A battle between the Vikings and Louis III ‘the Younger’ and Charles ‘the Fat’, sons of Louis II ‘the German’. The East Franks win.
Viking Age Relevance
A Viking army makes landfall in northern Francia by the late ninth century. After a year they move on toward Germany. The Welsh monk Asser writes about this army in his Vita Ælfredi Regis Angul Saxonum in 893. He describes how the Vikings sails up the Thames in 878 and leave a year later for the continent. The West and East Frankish chronicles, such as the Annales Vedastini, Annales Bertiniani, Chronicle of Regino of Prüm, and the Annales Fuldenses, describe how the Vikings set up winter camp near Ghent, Belgium.1
By February 880, Louis the Younger and his brother Charles the Fat lead the Franks against this Viking army. The battle site is near the village of Thiméon, Belgium. They say over 5,000 Northmen fall and Louis’ son Hugo dies. Presumably, Louis’ grief stops him from seizing his advantage over the Vikings and he retreats. The Vikings continue their travels and raiding along the Rhine, deeper into European territory.2 When Louis does come to his senses, he meets the Vikings again in another battle at Saucourt in August 881.
- Ruth Harvey, ‘The Provenance of the Old High German “Ludwigslied”.’ In: Medium Aevum Volume 14 (1945), pp. 1–2 [pp. 1–20]. ↩

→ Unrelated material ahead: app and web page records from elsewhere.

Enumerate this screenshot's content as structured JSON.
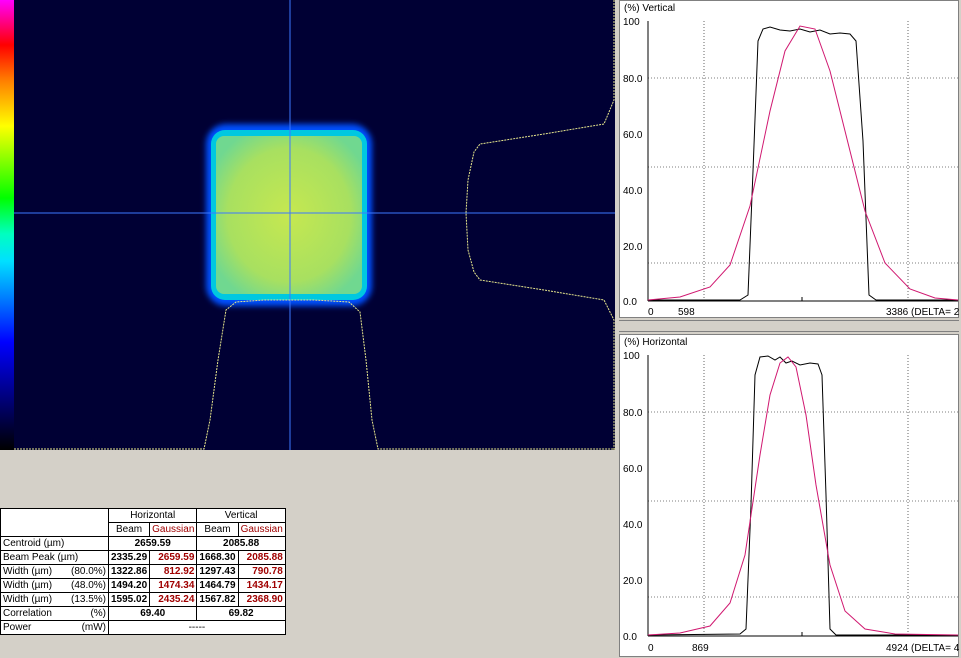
{
  "vertical_plot": {
    "title": "(%) Vertical",
    "y_ticks": [
      "100",
      "80.0",
      "60.0",
      "40.0",
      "20.0",
      "0.0"
    ],
    "x_ticks": [
      "0",
      "598",
      "3386 (DELTA= 2"
    ]
  },
  "horizontal_plot": {
    "title": "(%) Horizontal",
    "y_ticks": [
      "100",
      "80.0",
      "60.0",
      "40.0",
      "20.0",
      "0.0"
    ],
    "x_ticks": [
      "0",
      "869",
      "4924 (DELTA= 4"
    ]
  },
  "results": {
    "group_headers": [
      "Horizontal",
      "Vertical"
    ],
    "sub_headers": [
      "Beam",
      "Gaussian",
      "Beam",
      "Gaussian"
    ],
    "centroid": {
      "label": "Centroid  (µm)",
      "h": "2659.59",
      "v": "2085.88"
    },
    "beam_peak": {
      "label": "Beam Peak (µm)",
      "values": [
        "2335.29",
        "2659.59",
        "1668.30",
        "2085.88"
      ]
    },
    "width_80": {
      "label": "Width (µm)",
      "clip": "(80.0%)",
      "values": [
        "1322.86",
        "812.92",
        "1297.43",
        "790.78"
      ]
    },
    "width_48": {
      "label": "Width (µm)",
      "clip": "(48.0%)",
      "values": [
        "1494.20",
        "1474.34",
        "1464.79",
        "1434.17"
      ]
    },
    "width_13": {
      "label": "Width (µm)",
      "clip": "(13.5%)",
      "values": [
        "1595.02",
        "2435.24",
        "1567.82",
        "2368.90"
      ]
    },
    "correlation": {
      "label": "Correlation",
      "unit": "(%)",
      "h": "69.40",
      "v": "69.82"
    },
    "power": {
      "label": "Power",
      "unit": "(mW)",
      "value": "-----"
    }
  },
  "colors": {
    "beam_bg": "#000034",
    "crosshair": "#3c78ff",
    "profile": "#e6e68c",
    "gaussian_fit": "#d01870",
    "gaussian_text": "#a00000"
  }
}
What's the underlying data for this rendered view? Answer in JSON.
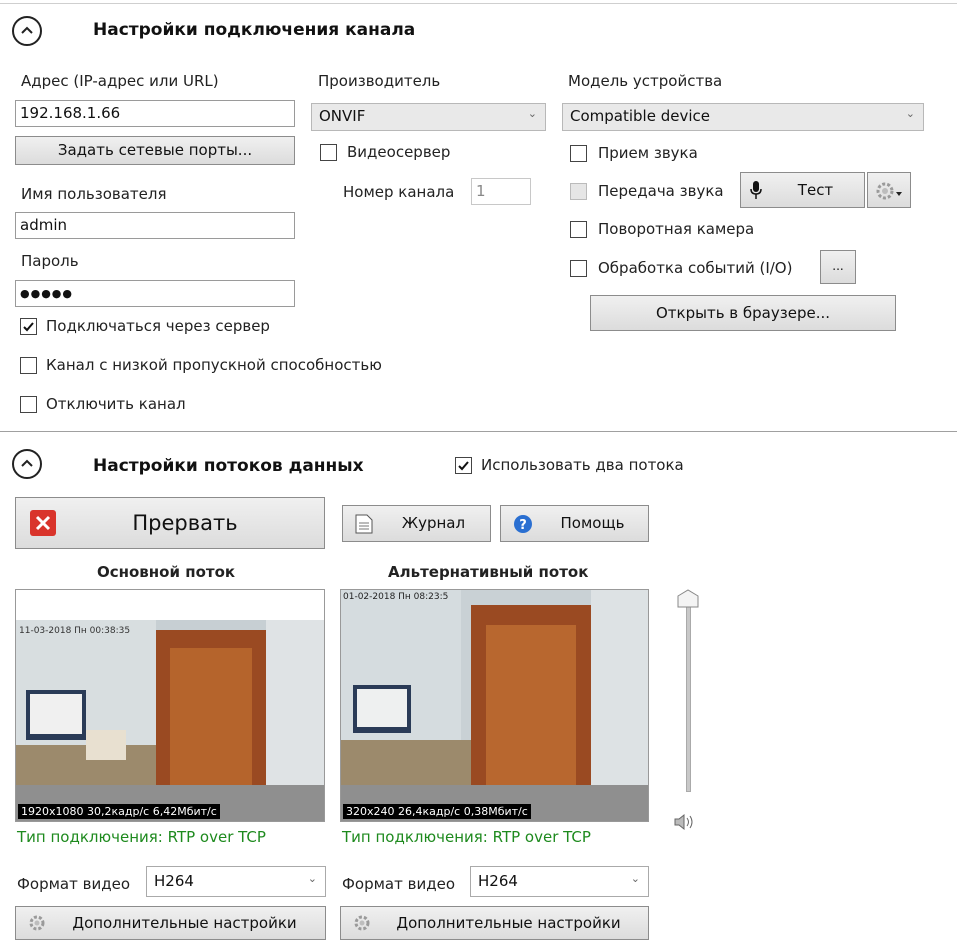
{
  "connection": {
    "title": "Настройки подключения канала",
    "address_label": "Адрес (IP-адрес или URL)",
    "address_value": "192.168.1.66",
    "set_ports_button": "Задать сетевые порты...",
    "username_label": "Имя пользователя",
    "username_value": "admin",
    "password_label": "Пароль",
    "password_value": "●●●●●",
    "connect_via_server": {
      "label": "Подключаться через сервер",
      "checked": true
    },
    "low_bandwidth": {
      "label": "Канал с низкой пропускной способностью",
      "checked": false
    },
    "disable_channel": {
      "label": "Отключить канал",
      "checked": false
    },
    "manufacturer_label": "Производитель",
    "manufacturer_value": "ONVIF",
    "videoserver": {
      "label": "Видеосервер",
      "checked": false
    },
    "channel_number_label": "Номер канала",
    "channel_number_value": "1",
    "model_label": "Модель устройства",
    "model_value": "Compatible device",
    "audio_in": {
      "label": "Прием звука",
      "checked": false
    },
    "audio_out": {
      "label": "Передача звука",
      "checked": false,
      "disabled": true
    },
    "test_button": "Тест",
    "ptz_camera": {
      "label": "Поворотная камера",
      "checked": false
    },
    "event_processing": {
      "label": "Обработка событий (I/O)",
      "checked": false
    },
    "ellipsis_button": "...",
    "open_browser_button": "Открыть в браузере..."
  },
  "streams": {
    "title": "Настройки потоков данных",
    "use_two_streams": {
      "label": "Использовать два потока",
      "checked": true
    },
    "abort_button": "Прервать",
    "journal_button": "Журнал",
    "help_button": "Помощь",
    "main_title": "Основной поток",
    "alt_title": "Альтернативный поток",
    "main_overlay": "1920x1080  30,2кадр/с  6,42Мбит/с",
    "alt_overlay": "320x240  26,4кадр/с  0,38Мбит/с",
    "main_conn_label": "Тип подключения:",
    "main_conn_value": "RTP over TCP",
    "alt_conn_label": "Тип подключения:",
    "alt_conn_value": "RTP over TCP",
    "main_format_label": "Формат видео",
    "main_format_value": "H264",
    "alt_format_label": "Формат видео",
    "alt_format_value": "H264",
    "main_advanced_button": "Дополнительные настройки",
    "alt_advanced_button": "Дополнительные настройки",
    "main_cam_timestamp": "11-03-2018 Пн 00:38:35",
    "alt_cam_timestamp": "01-02-2018 Пн 08:23:5",
    "volume_level": 1.0
  },
  "colors": {
    "green_text": "#1e8a1e",
    "abort_red": "#d9342b",
    "help_blue": "#2a6fd1"
  }
}
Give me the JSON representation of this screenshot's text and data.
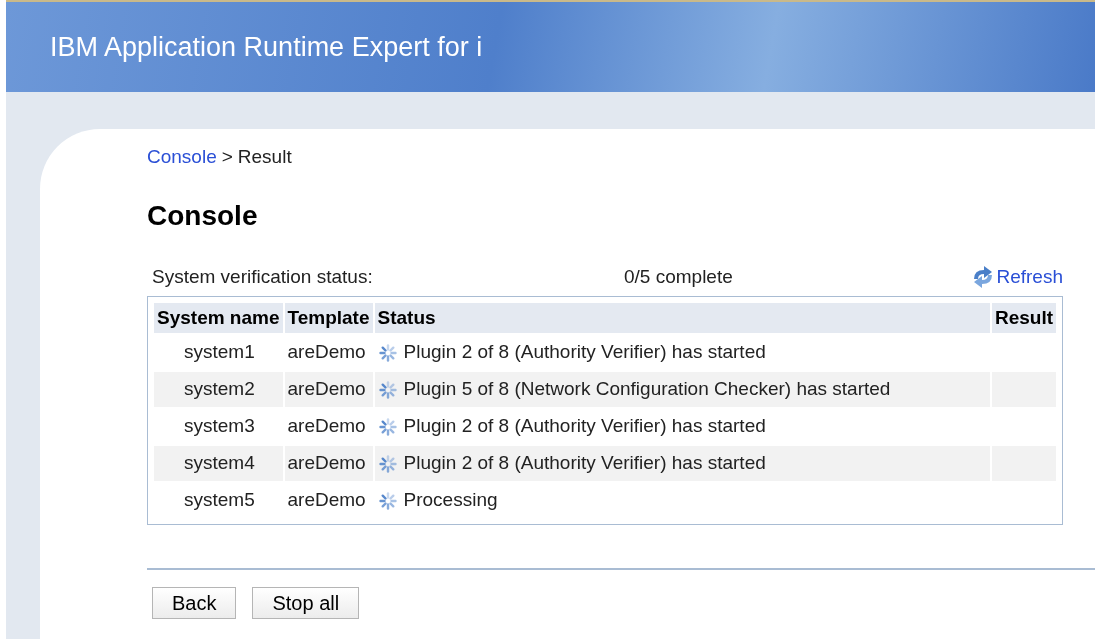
{
  "header": {
    "title": "IBM Application Runtime Expert for i"
  },
  "breadcrumb": {
    "link": "Console",
    "separator": ">",
    "current": "Result"
  },
  "page_title": "Console",
  "status_bar": {
    "label": "System verification status:",
    "progress": "0/5 complete",
    "refresh": "Refresh"
  },
  "table": {
    "columns": [
      "System name",
      "Template",
      "Status",
      "Result"
    ],
    "rows": [
      {
        "system": "system1",
        "template": "areDemo",
        "status": "Plugin 2 of 8 (Authority Verifier) has started"
      },
      {
        "system": "system2",
        "template": "areDemo",
        "status": "Plugin 5 of 8 (Network Configuration Checker) has started"
      },
      {
        "system": "system3",
        "template": "areDemo",
        "status": "Plugin 2 of 8 (Authority Verifier) has started"
      },
      {
        "system": "system4",
        "template": "areDemo",
        "status": "Plugin 2 of 8 (Authority Verifier) has started"
      },
      {
        "system": "system5",
        "template": "areDemo",
        "status": "Processing"
      }
    ]
  },
  "buttons": [
    "Back",
    "Stop all"
  ]
}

- Schutz, Herbert, The Carolingians in Central Europe, their History, Arts and Architecture. (Leiden: Brill, 2004), pp. 211.
Ruth Harvey, ‘The Provenance of the Old High German “Ludwigslied”.’ In: Medium Aevum Volume 14 (1945), pp. 1–2 [pp. 1–20]. ↩